      Like you and most people, I am very close to teachers. My mom was a teacher, as are two of my brothers. My grandmother was a teacher back when the major portion of her pay was room and board, for which she was rotated among members of the community throughout the year.

      I hear from our readers that finding job applicants is getting harder and harder, and that he skill levels available are marginal, at best. Therefore, from my perspective, I either need to mention those concerns or act as if I never heard them, and you have seen the result.

      Best in all your endeavours; we have followed your directions and taken you off the list. However, it costs nothing to re-subscribe, which I hope you will do.

      Kerry Knudsen

      • Mr. Knudson

        In my comment, I referred only to your opinions stated in one sentence in the opening paragraph.

        It is quite true that some kids cannot read, write, spell, or do math, or even all of the above. This is hardly new. It was almost certainly true in the class you attended, and in the class your Mom taught.

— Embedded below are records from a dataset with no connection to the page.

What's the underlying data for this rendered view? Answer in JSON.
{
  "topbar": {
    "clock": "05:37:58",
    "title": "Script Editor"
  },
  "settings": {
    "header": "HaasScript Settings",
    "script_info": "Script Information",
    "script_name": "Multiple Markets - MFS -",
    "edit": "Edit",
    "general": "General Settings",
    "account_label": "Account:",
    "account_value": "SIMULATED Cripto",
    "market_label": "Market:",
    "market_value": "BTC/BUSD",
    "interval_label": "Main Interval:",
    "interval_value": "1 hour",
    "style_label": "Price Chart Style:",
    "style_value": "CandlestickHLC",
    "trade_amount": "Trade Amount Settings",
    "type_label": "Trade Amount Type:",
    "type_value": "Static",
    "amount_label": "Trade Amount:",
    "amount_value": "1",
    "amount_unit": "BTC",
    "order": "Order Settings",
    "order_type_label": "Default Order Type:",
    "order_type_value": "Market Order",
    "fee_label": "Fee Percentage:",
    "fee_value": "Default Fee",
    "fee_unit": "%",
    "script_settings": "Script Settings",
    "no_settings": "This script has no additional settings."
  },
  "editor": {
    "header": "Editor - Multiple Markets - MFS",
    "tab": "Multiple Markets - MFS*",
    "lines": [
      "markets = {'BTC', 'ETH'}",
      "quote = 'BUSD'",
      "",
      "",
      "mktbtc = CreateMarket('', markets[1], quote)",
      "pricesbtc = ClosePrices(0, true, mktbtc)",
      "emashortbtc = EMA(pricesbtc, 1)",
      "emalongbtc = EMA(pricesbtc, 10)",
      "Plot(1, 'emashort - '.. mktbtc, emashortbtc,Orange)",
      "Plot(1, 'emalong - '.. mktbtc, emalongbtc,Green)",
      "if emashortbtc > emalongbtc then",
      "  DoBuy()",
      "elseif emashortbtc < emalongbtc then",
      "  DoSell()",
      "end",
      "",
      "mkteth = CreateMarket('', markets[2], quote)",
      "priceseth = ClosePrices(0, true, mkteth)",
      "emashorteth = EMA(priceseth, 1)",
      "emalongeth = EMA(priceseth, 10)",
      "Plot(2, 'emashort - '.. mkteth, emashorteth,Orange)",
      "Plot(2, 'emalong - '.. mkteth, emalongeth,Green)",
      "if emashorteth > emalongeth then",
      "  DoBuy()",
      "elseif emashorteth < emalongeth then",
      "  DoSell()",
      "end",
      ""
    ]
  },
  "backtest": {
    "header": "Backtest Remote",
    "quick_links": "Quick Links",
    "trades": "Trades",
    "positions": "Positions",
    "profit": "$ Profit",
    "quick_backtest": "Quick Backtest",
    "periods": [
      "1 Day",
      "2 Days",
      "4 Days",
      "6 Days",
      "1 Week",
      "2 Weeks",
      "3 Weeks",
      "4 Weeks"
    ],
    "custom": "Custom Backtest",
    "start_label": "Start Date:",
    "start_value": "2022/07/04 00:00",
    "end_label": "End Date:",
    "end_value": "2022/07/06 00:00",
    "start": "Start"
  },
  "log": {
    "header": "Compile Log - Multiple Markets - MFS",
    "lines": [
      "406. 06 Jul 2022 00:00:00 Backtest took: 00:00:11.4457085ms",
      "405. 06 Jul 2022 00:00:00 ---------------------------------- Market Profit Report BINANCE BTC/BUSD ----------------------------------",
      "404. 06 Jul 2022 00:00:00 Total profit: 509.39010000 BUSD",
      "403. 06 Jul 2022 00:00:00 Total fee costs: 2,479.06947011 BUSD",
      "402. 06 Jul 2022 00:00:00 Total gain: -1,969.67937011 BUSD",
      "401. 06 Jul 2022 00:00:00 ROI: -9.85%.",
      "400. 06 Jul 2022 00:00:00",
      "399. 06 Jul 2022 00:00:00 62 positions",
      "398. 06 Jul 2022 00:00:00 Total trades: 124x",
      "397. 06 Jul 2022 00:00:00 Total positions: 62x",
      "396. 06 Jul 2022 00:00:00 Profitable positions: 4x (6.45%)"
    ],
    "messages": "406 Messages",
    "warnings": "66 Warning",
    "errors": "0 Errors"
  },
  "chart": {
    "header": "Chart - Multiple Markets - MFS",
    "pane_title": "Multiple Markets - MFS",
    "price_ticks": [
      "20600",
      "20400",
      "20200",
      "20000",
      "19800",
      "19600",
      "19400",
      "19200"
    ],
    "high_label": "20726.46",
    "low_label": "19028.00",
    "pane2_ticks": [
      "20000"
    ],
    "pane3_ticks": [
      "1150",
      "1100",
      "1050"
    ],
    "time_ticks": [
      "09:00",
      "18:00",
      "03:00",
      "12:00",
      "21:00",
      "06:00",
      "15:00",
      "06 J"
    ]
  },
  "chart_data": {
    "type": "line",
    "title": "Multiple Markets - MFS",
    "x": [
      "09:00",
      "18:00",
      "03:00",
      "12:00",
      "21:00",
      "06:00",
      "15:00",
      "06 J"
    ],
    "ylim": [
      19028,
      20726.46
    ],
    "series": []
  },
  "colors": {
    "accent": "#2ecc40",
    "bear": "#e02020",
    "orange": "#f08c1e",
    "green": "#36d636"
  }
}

        Certainly, many teachers do “personal development” at the cottage. At least in Ontario, however, PD stands for Professional Development, and teachers are required to do that in a place and time proscribed by their employer, as directed by officials elected by you and me. I guess that hardly ever happens at a cottage.

        Regarding your inflammatory comment about polar bears and penguins, I believe it is Hollywood, and not the school that is to blame.

        I’ll go on a bit if I may. Although I agree that he probably should not have appeared smug, I disagree with what appears to be your criticism of the Gen Y kid at Mark’s (there is no longer a Work Wearhouse) for the failed and inept deceptive merchandizing practices of his employer. Also, I don’t know about others, but I do not expect much education, training, or company loyalty from a precariously employed, minimum wage worker, as too many in the retail sector are.

        As for your criticism of the consumer practices of the corporations you named, that is a completely separate issue, and I’m already in the queue you joined.

        Incidentally, my wife and I, who long ago paid our student loans, raised two Generation Y people who are intelligent, articulate, have superior literacy and numeracy skills, have paid down the loans on their second degrees, and are contributing members of society. This is the case among most of our friends, neighbours, and colleagues. I have no fear for the future of our country.

        john gulka

  • Hello Kerry
    I enjoyed reading the last couple of articles you wrote. I have been dabbling in some of my own thoughts and experience over the past 40 years working in the retail merchandising sector. I have spent the last few years trying to educate generation X about proper merchandising. Keep up the good work some day we will be heard! As far as woodworking goes I am pretty handy but my wife would say I am more handsome.. where have I heard that before lol.

  • Hi:
    Been retired from the industry for a number of years now but still enjoy reading your monthly editorials. Always interesting. Cheers and keep up the good fight!